The treatment is named inverse-planned, intensity-modulated radiotherapy. It was found to more effectively reduce these side effects than three-dimensional conformal radiotherapy (3D CRT), which is commonly used to treat many types of cancer, including breast cancer.
3D CRT treats cancer by sending radiation from multiple angles with the intent of protecting healthy tissue but attacking tumors, or conforming to the tumor, according to the University of Alabama’s School of Medicine. The Michigan Radiation Oncology Quality Consortium, the organization that initiated the study, reported that using inverse-planned IMRT rather than 3D CRT significantly decreases acute toxicity of breast radiotherapy.
Reshma Jagsi is the deputy chair of Radiation Oncology and the director of the Center for Bioethics and Social Sciences in Medicine at Michigan Medicine. Jagsi was also a lead author on the study and explained that inverse-planned IMRT is beneficial because instead of treating tissue through a single beam of uniform intensity, this treatment makes it possible to change the uniformity of a beam of radiation.
“If I treat this half for a certain amount of time, and then I block it, and I keep treating this (other) half for more, half of the field has gotten more intensity than the other,” Jagsi said. “You can do that crudely and just break (the beam) in half. You can break it into shapes, segments, and you can even vary the intensity pixel by pixel. And that requires computerized treatment planning and optimization.”
Inverse-planned IMRT works by using specialized computers to calculate the dose of radiation necessary for specific parts of a tumor. According to the National Library of Medicine, the computer calculates a “figure of merit,” or “the ratio between the delivered tumour dose and normal tissue dose,” to ensure maximum effectiveness of the radiation therapy.
Radiation Oncologist Frank Vicini helped analyze the data and was a co-author of the study’s manuscript. He said the study was important because it showed, for one of the first times, the effect of IMRT compared to 3D patients.
“I think the uniqueness of this is that it’s one of the largest, if not the largest, database now that documents that the patients treated with the inverse-planned IMRT did, not dramatically better, but did better than 3D patients,” Vicini said. “The patients treated with even the 3D did very well, but this is showing that the inverse-planned IMRT, the more sophisticated technique, did result in a 5% to 10% reduction in acute toxicity that the patients experience.”
As Vicini said, this study was one of the largest of its kind, comparing data from 23 institutions from 2011 to 2018.
Vicini noted that there are still questions to consider as inverse-planned IMRT develops, such as whether the additional economic cost of using inverse-planned IMRT is feasible for patients and if patients can still use 3D CRT treatment in more effective methods.

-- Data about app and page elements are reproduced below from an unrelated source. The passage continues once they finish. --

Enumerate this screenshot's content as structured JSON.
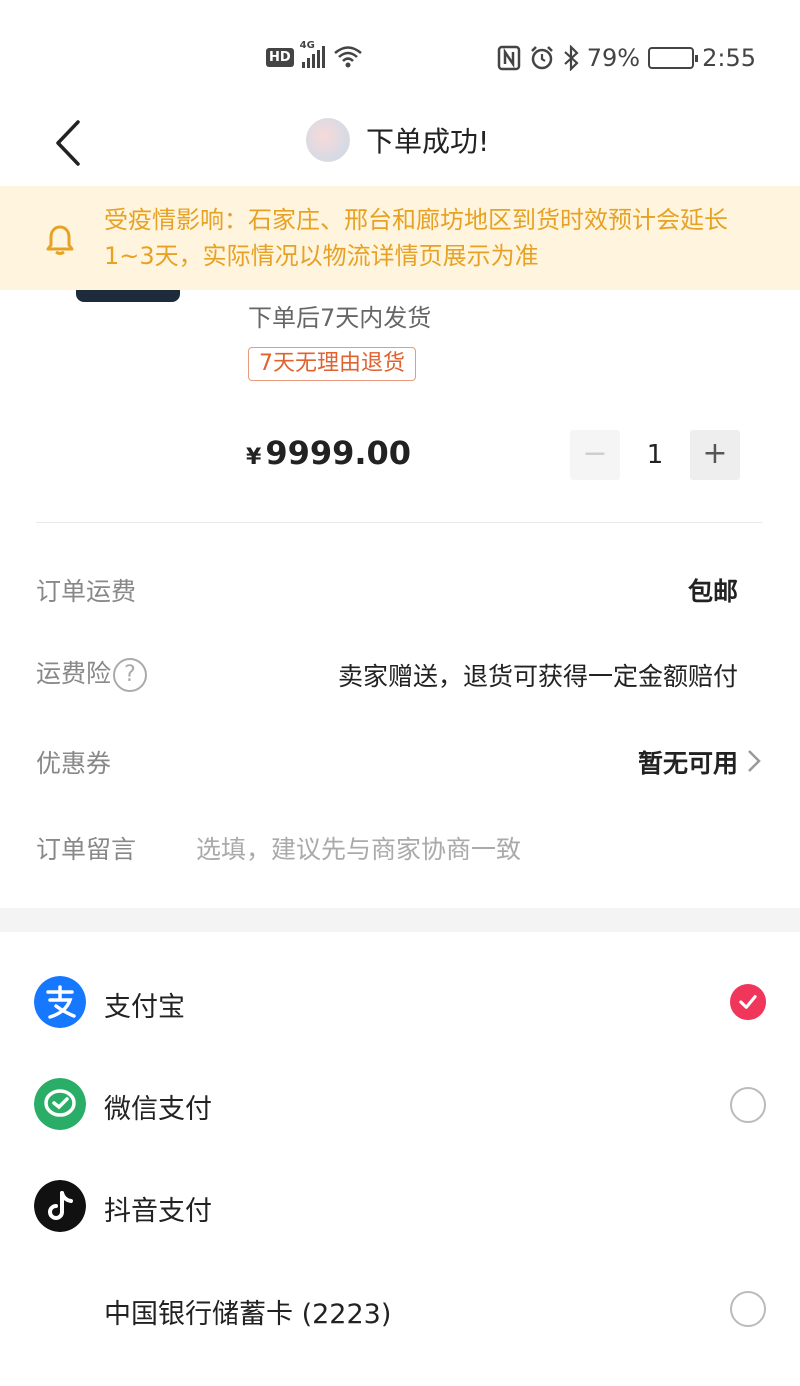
{
  "status_bar": {
    "hd": "HD",
    "network": "4G",
    "battery": "79%",
    "battery_level": 0.79,
    "time": "2:55"
  },
  "header": {
    "title": "下单成功!"
  },
  "notice": {
    "text": "受疫情影响：石家庄、邢台和廊坊地区到货时效预计会延长1~3天，实际情况以物流详情页展示为准",
    "color": "#e7a226",
    "background": "#fff5de"
  },
  "product": {
    "shipping": "下单后7天内发货",
    "return_tag": "7天无理由退货",
    "currency": "¥",
    "price": "9999.00",
    "quantity": "1",
    "minus": "−",
    "plus": "+"
  },
  "order": {
    "freight_label": "订单运费",
    "freight_value": "包邮",
    "insurance_label": "运费险",
    "insurance_help": "?",
    "insurance_value": "卖家赠送，退货可获得一定金额赔付",
    "coupon_label": "优惠券",
    "coupon_value": "暂无可用",
    "note_label": "订单留言",
    "note_placeholder": "选填，建议先与商家协商一致"
  },
  "payment": {
    "selected": "alipay",
    "accent": "#f0365b",
    "methods": [
      {
        "id": "alipay",
        "label": "支付宝",
        "icon": "alipay-icon",
        "color": "#1677ff"
      },
      {
        "id": "wechat",
        "label": "微信支付",
        "icon": "wechat-pay-icon",
        "color": "#2aae67"
      },
      {
        "id": "douyin",
        "label": "抖音支付",
        "icon": "douyin-icon",
        "color": "#111111"
      },
      {
        "id": "boc",
        "label": "中国银行储蓄卡 (2223)"
      }
    ]
  }
}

“There’s no question that the patients (using inverse-planned IMRT) did better, but is it something that can only be achieved with IMRT?” Vicini said. “Or, in learning what actually happened … can we actually do the same thing with the 3D (treatment)?”
Many researchers are continuing to study inverse-planned IMRT. When asked about her motivation for participating in the study, Jagsi said it is important to consider the side effects treatment has on patients.
“One of the neat things about treating breast cancer these days is that we often are able to cure the disease and have long term survivors,” Jagsi said. “And so that makes us particularly mindful of the side effects of our treatments and how we can make sure that the treatments we’re administering are tolerable for our patients so that they can receive the full treatment and not suffer, and go on to live the long, healthy, productive lives with great quality of life that we want for them.”
Daily Staff Reporter Rachel Mintz can be reached at firstname.lastname@example.org.